and the whole place was in a most neglected condition,
so that every one said that it was pitiful to see."
Taketori Monogatari and Ise Monogatari are two other books discussed in this section of Prose in the Tenth Century. Monogatari means narrative. Usually it is applied to fiction, but some true stories also are applied to this style. These books are unknown for their date or authorship, but the style is that used around 901-922 A.D. The authors would have been well-versed in Kyoto court life.
Taketori Monogatari is a fairy-tale. The story takes place in Kyoto and all the characters are Japanese. Foreign influence is apparent and the fairy-lore of China is apparent. The story follows an old man who made his living by making and selling bamboo-ware (Tatketori means bamboo-gatherer). While in the woods one day he saw a particular bamboo with a shining stem. When he split it open, he discovered within a beautiful and tiny maiden - only 3 inches tall. He took her to his home and cared for her as his own daughter. He named her Kaguyahime (shining damsel). In a short time she grew to be a woman and her beauty was renowned, attracting many admirers. To each of the admirers she assigned a specific task with the promise that if they completed the task she would marry that person. They all failed. Ultimately she was taken up to heaven to live with her true family.
The Ise Monogatoari is one of the most admired of the older Japanese literature. It is even more elegant than Taketori Monogatari. The content of the Ise is a number of short chapters that relate the court life of a young nobleman named Narihira of Kyoto. Each chapter begins with "Mukashi" which translated means "A long time ago". Many of the chapters relate to the love escapades of Narihira. His love affairs were discouraging and finally he could no longer bear to live in Kyoto and set out on an expedition to the east of Japan.

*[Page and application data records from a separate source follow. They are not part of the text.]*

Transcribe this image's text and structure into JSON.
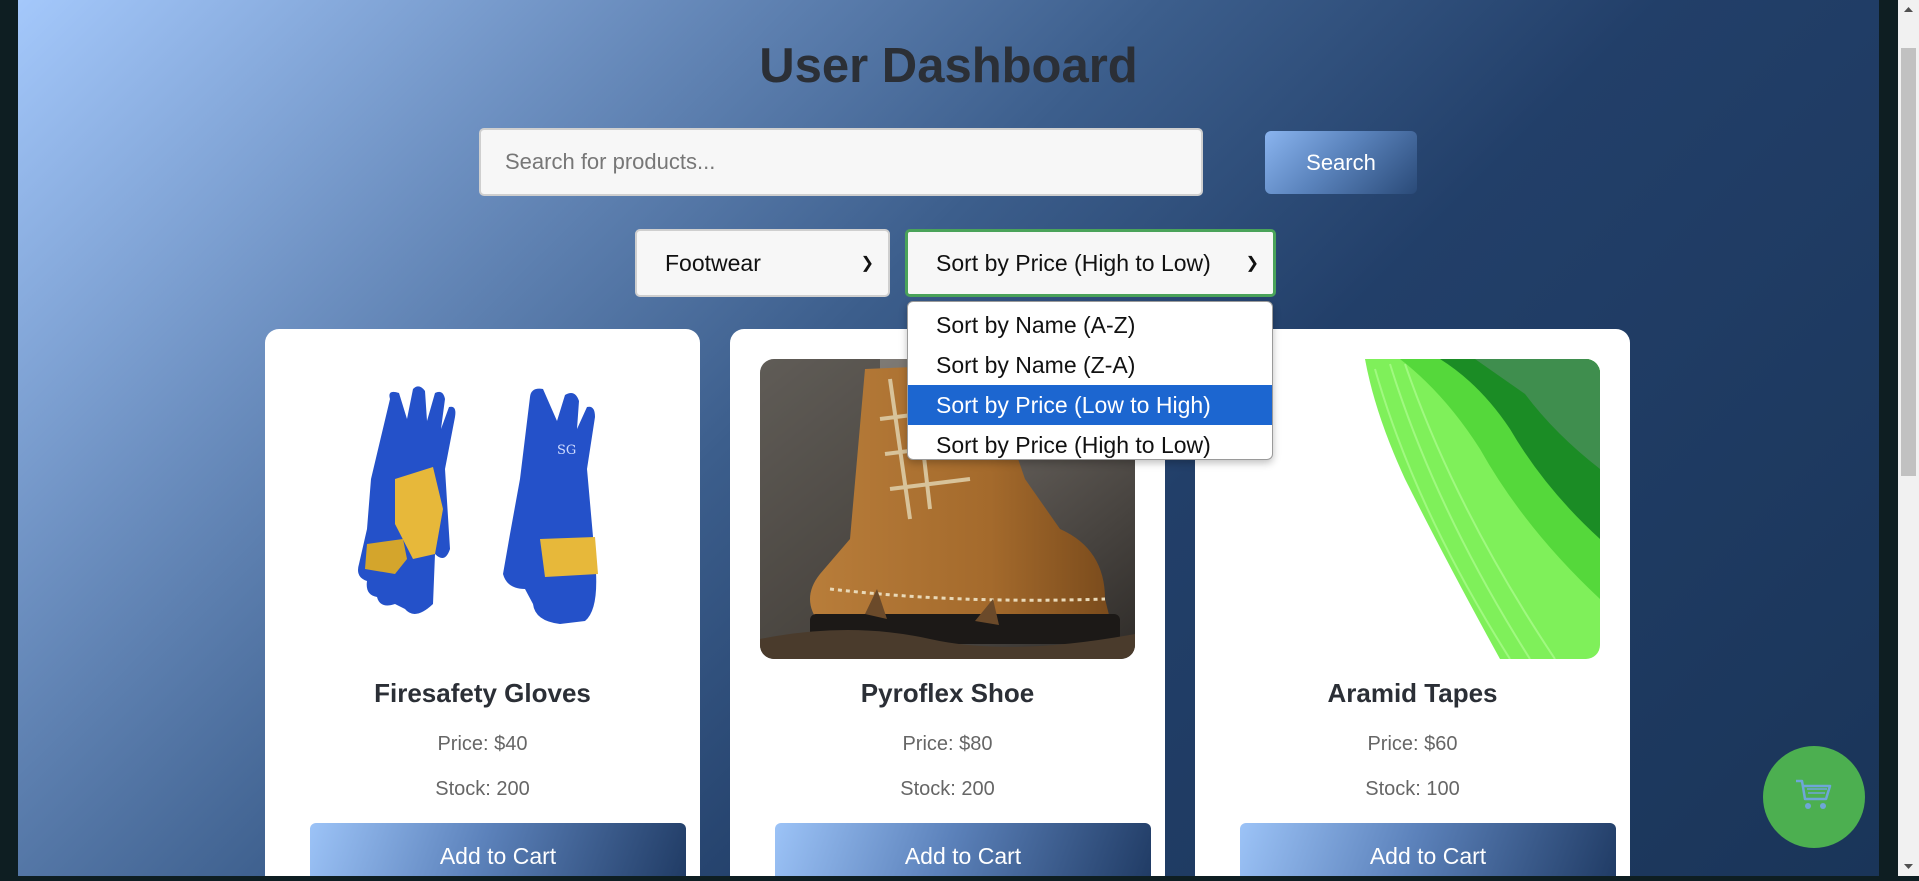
{
  "header": {
    "title": "User Dashboard"
  },
  "search": {
    "placeholder": "Search for products...",
    "button_label": "Search"
  },
  "filters": {
    "category": {
      "selected": "Footwear"
    },
    "sort": {
      "selected": "Sort by Price (High to Low)",
      "highlighted": "Sort by Price (Low to High)",
      "options": [
        "Sort by Name (A-Z)",
        "Sort by Name (Z-A)",
        "Sort by Price (Low to High)",
        "Sort by Price (High to Low)"
      ]
    }
  },
  "products": [
    {
      "name": "Firesafety Gloves",
      "price": "Price: $40",
      "stock": "Stock: 200",
      "button": "Add to Cart",
      "image_icon": "gloves-image"
    },
    {
      "name": "Pyroflex Shoe",
      "price": "Price: $80",
      "stock": "Stock: 200",
      "button": "Add to Cart",
      "image_icon": "boot-image"
    },
    {
      "name": "Aramid Tapes",
      "price": "Price: $60",
      "stock": "Stock: 100",
      "button": "Add to Cart",
      "image_icon": "tape-image"
    }
  ],
  "cart": {
    "icon": "cart-icon"
  },
  "colors": {
    "accent_green": "#4caf50",
    "dropdown_highlight": "#1c66d0",
    "title_text": "#2b2f36"
  }
}
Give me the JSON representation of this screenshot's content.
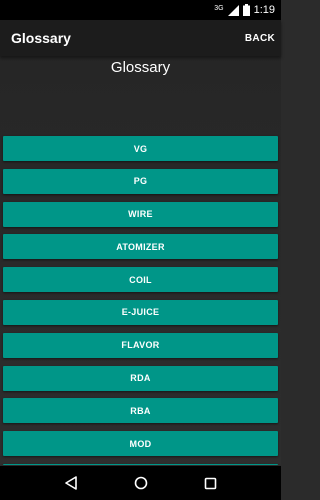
{
  "status_bar": {
    "time": "1:19",
    "network": "3G",
    "icons": [
      "network-3g-icon",
      "signal-icon",
      "battery-icon"
    ]
  },
  "app_bar": {
    "title": "Glossary",
    "back_label": "BACK"
  },
  "content": {
    "heading": "Glossary",
    "terms": [
      "VG",
      "PG",
      "WIRE",
      "ATOMIZER",
      "COIL",
      "E-JUICE",
      "FLAVOR",
      "RDA",
      "RBA",
      "MOD",
      ""
    ]
  },
  "nav_bar": {
    "icons": [
      "back-icon",
      "home-icon",
      "recents-icon"
    ]
  },
  "colors": {
    "accent": "#009688",
    "app_bar": "#1c1c1c",
    "background": "#2b2b2b"
  }
}
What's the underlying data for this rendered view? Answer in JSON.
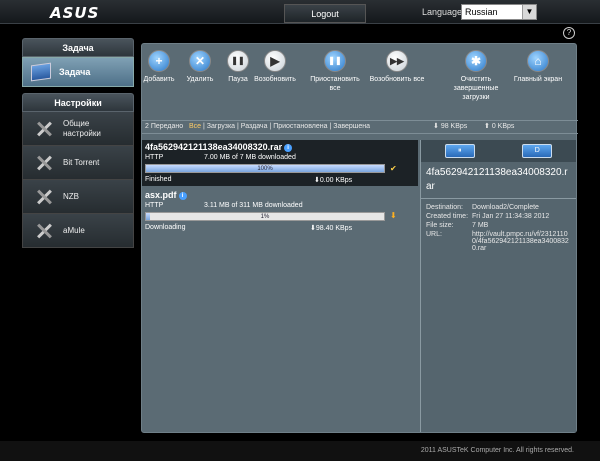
{
  "header": {
    "logo": "ASUS",
    "logout": "Logout",
    "language_label": "Language",
    "language_value": "Russian"
  },
  "sidebar": {
    "task_section": "Задача",
    "task_item": "Задача",
    "settings_section": "Настройки",
    "items": [
      {
        "label": "Общие настройки"
      },
      {
        "label": "Bit Torrent"
      },
      {
        "label": "NZB"
      },
      {
        "label": "aMule"
      }
    ]
  },
  "toolbar": {
    "buttons": [
      {
        "label": "Добавить",
        "glyph": "+"
      },
      {
        "label": "Удалить",
        "glyph": "✕"
      },
      {
        "label": "Пауза",
        "glyph": "❚❚"
      },
      {
        "label": "Возобновить",
        "glyph": "▶"
      },
      {
        "label": "Приостановить все",
        "glyph": "❚❚"
      },
      {
        "label": "Возобновить все",
        "glyph": "▶▶"
      },
      {
        "label": "Очистить завершенные загрузки",
        "glyph": "✱"
      },
      {
        "label": "Главный экран",
        "glyph": "⌂"
      }
    ]
  },
  "filters": {
    "count": "2 Передано",
    "all": "Все",
    "download": "Загрузка",
    "seed": "Раздача",
    "paused": "Приостановлена",
    "finished": "Завершена",
    "down_speed": "98 KBps",
    "up_speed": "0 KBps"
  },
  "transfers": [
    {
      "name": "4fa562942121138ea34008320.rar",
      "type": "HTTP",
      "size": "7.00 MB of 7 MB downloaded",
      "progress_label": "100%",
      "progress": 1.0,
      "status": "Finished",
      "speed": "0.00 KBps",
      "status_icon": "✔"
    },
    {
      "name": "asx.pdf",
      "type": "HTTP",
      "size": "3.11 MB of 311 MB downloaded",
      "progress_label": "1%",
      "progress": 0.01,
      "status": "Downloading",
      "speed": "98.40 KBps",
      "status_icon": "⬇"
    }
  ],
  "details": {
    "title": "4fa562942121138ea34008320.rar",
    "rows": [
      {
        "k": "Destination:",
        "v": "Download2/Complete"
      },
      {
        "k": "Created time:",
        "v": "Fri Jan 27 11:34:38 2012"
      },
      {
        "k": "File size:",
        "v": "7 MB"
      },
      {
        "k": "URL:",
        "v": "http://vault.pmpc.ru/vf/23121100/4fa562942121138ea34008320.rar"
      }
    ]
  },
  "footer": "2011 ASUSTeK Computer Inc. All rights reserved."
}
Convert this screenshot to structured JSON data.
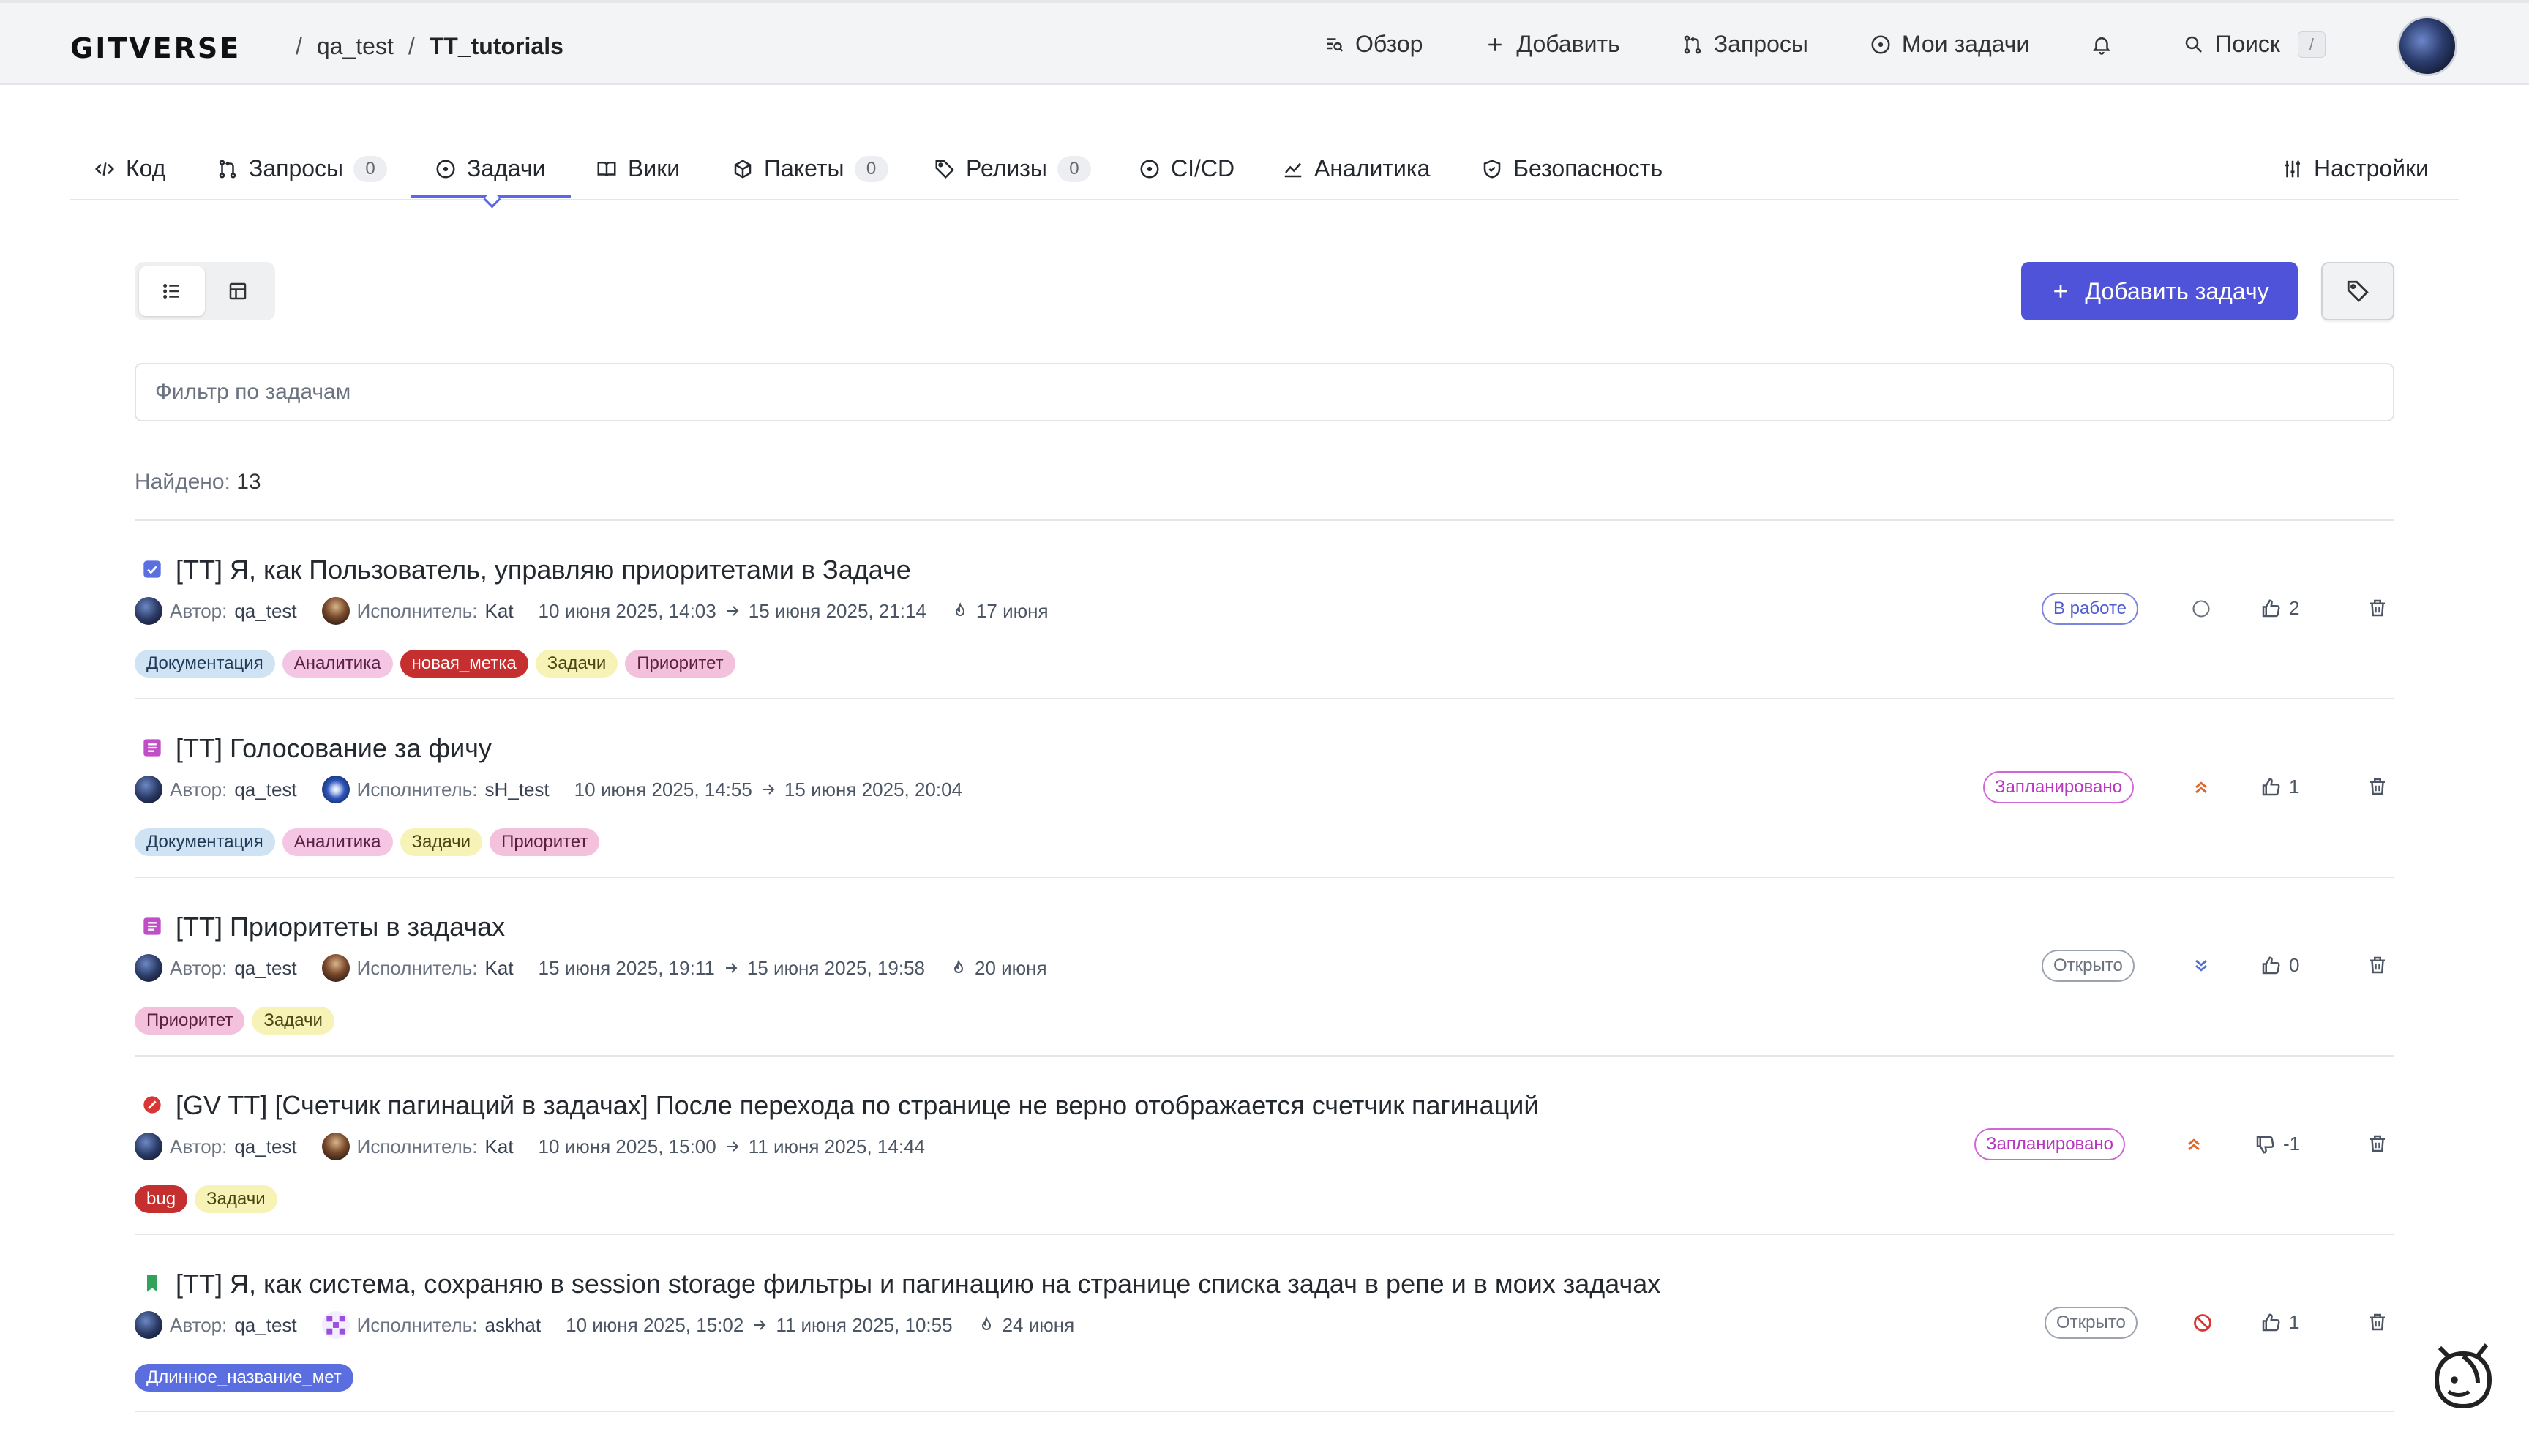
{
  "header": {
    "logo": "GITVERSE",
    "owner": "qa_test",
    "sep": "/",
    "repo": "TT_tutorials",
    "nav": {
      "overview": "Обзор",
      "add": "Добавить",
      "requests": "Запросы",
      "my_tasks": "Мои задачи",
      "search": "Поиск",
      "search_kbd": "/"
    }
  },
  "tabs": {
    "code": "Код",
    "requests": "Запросы",
    "requests_count": "0",
    "issues": "Задачи",
    "wiki": "Вики",
    "packages": "Пакеты",
    "packages_count": "0",
    "releases": "Релизы",
    "releases_count": "0",
    "cicd": "CI/CD",
    "analytics": "Аналитика",
    "security": "Безопасность",
    "settings": "Настройки",
    "active": "issues"
  },
  "toolbar": {
    "add_issue": "Добавить задачу",
    "filter_placeholder": "Фильтр по задачам",
    "found_label": "Найдено:",
    "found_count": "13"
  },
  "colors": {
    "accent": "#4f53d9",
    "status_work": "#4f5bd5",
    "status_planned": "#b935c0",
    "status_open": "#6b7280"
  },
  "issues": [
    {
      "type_icon": "checkbox-icon",
      "title": "[TT] Я, как Пользователь, управляю приоритетами в Задаче",
      "author_label": "Автор:",
      "author": "qa_test",
      "assignee_label": "Исполнитель:",
      "assignee": "Kat",
      "created": "10 июня 2025, 14:03",
      "updated": "15 июня 2025, 21:14",
      "due": "17 июня",
      "tags": [
        {
          "text": "Документация",
          "bg": "#cfe3f5",
          "fg": "#1f3a55"
        },
        {
          "text": "Аналитика",
          "bg": "#f5c6e4",
          "fg": "#5a1f45"
        },
        {
          "text": "новая_метка",
          "bg": "#c62f2f",
          "fg": "#ffffff"
        },
        {
          "text": "Задачи",
          "bg": "#f7f2b5",
          "fg": "#4a4512"
        },
        {
          "text": "Приоритет",
          "bg": "#f3c1dc",
          "fg": "#5a1f3f"
        }
      ],
      "status": "В работе",
      "priority_icon": "circle-empty-icon",
      "votes": "2",
      "vote_type": "thumbs-up"
    },
    {
      "type_icon": "story-icon",
      "title": "[TT] Голосование за фичу",
      "author_label": "Автор:",
      "author": "qa_test",
      "assignee_label": "Исполнитель:",
      "assignee": "sH_test",
      "created": "10 июня 2025, 14:55",
      "updated": "15 июня 2025, 20:04",
      "due": "",
      "tags": [
        {
          "text": "Документация",
          "bg": "#cfe3f5",
          "fg": "#1f3a55"
        },
        {
          "text": "Аналитика",
          "bg": "#f5c6e4",
          "fg": "#5a1f45"
        },
        {
          "text": "Задачи",
          "bg": "#f7f2b5",
          "fg": "#4a4512"
        },
        {
          "text": "Приоритет",
          "bg": "#f3c1dc",
          "fg": "#5a1f3f"
        }
      ],
      "status": "Запланировано",
      "priority_icon": "priority-high-icon",
      "votes": "1",
      "vote_type": "thumbs-up"
    },
    {
      "type_icon": "story-icon",
      "title": "[TT] Приоритеты в задачах",
      "author_label": "Автор:",
      "author": "qa_test",
      "assignee_label": "Исполнитель:",
      "assignee": "Kat",
      "created": "15 июня 2025, 19:11",
      "updated": "15 июня 2025, 19:58",
      "due": "20 июня",
      "tags": [
        {
          "text": "Приоритет",
          "bg": "#f3c1dc",
          "fg": "#5a1f3f"
        },
        {
          "text": "Задачи",
          "bg": "#f7f2b5",
          "fg": "#4a4512"
        }
      ],
      "status": "Открыто",
      "priority_icon": "priority-low-icon",
      "votes": "0",
      "vote_type": "thumbs-up"
    },
    {
      "type_icon": "bug-icon",
      "title": "[GV TT] [Счетчик пагинаций в задачах] После перехода по странице не верно отображается счетчик пагинаций",
      "author_label": "Автор:",
      "author": "qa_test",
      "assignee_label": "Исполнитель:",
      "assignee": "Kat",
      "created": "10 июня 2025, 15:00",
      "updated": "11 июня 2025, 14:44",
      "due": "",
      "tags": [
        {
          "text": "bug",
          "bg": "#c62f2f",
          "fg": "#ffffff"
        },
        {
          "text": "Задачи",
          "bg": "#f7f2b5",
          "fg": "#4a4512"
        }
      ],
      "status": "Запланировано",
      "priority_icon": "priority-high-icon",
      "votes": "-1",
      "vote_type": "thumbs-down"
    },
    {
      "type_icon": "bookmark-icon",
      "title": "[TT] Я, как система, сохраняю в session storage фильтры и пагинацию на странице списка задач в репе и в моих задачах",
      "author_label": "Автор:",
      "author": "qa_test",
      "assignee_label": "Исполнитель:",
      "assignee": "askhat",
      "created": "10 июня 2025, 15:02",
      "updated": "11 июня 2025, 10:55",
      "due": "24 июня",
      "tags": [
        {
          "text": "Длинное_название_мет",
          "bg": "#5b6ee0",
          "fg": "#ffffff"
        }
      ],
      "status": "Открыто",
      "priority_icon": "priority-blocked-icon",
      "votes": "1",
      "vote_type": "thumbs-up"
    }
  ]
}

Here is one passage:--
"O thou bird of Miyako!
If such be thy name,
Come! this question I would ask thee--
Is she whom I love
Still alive, or is she no more?"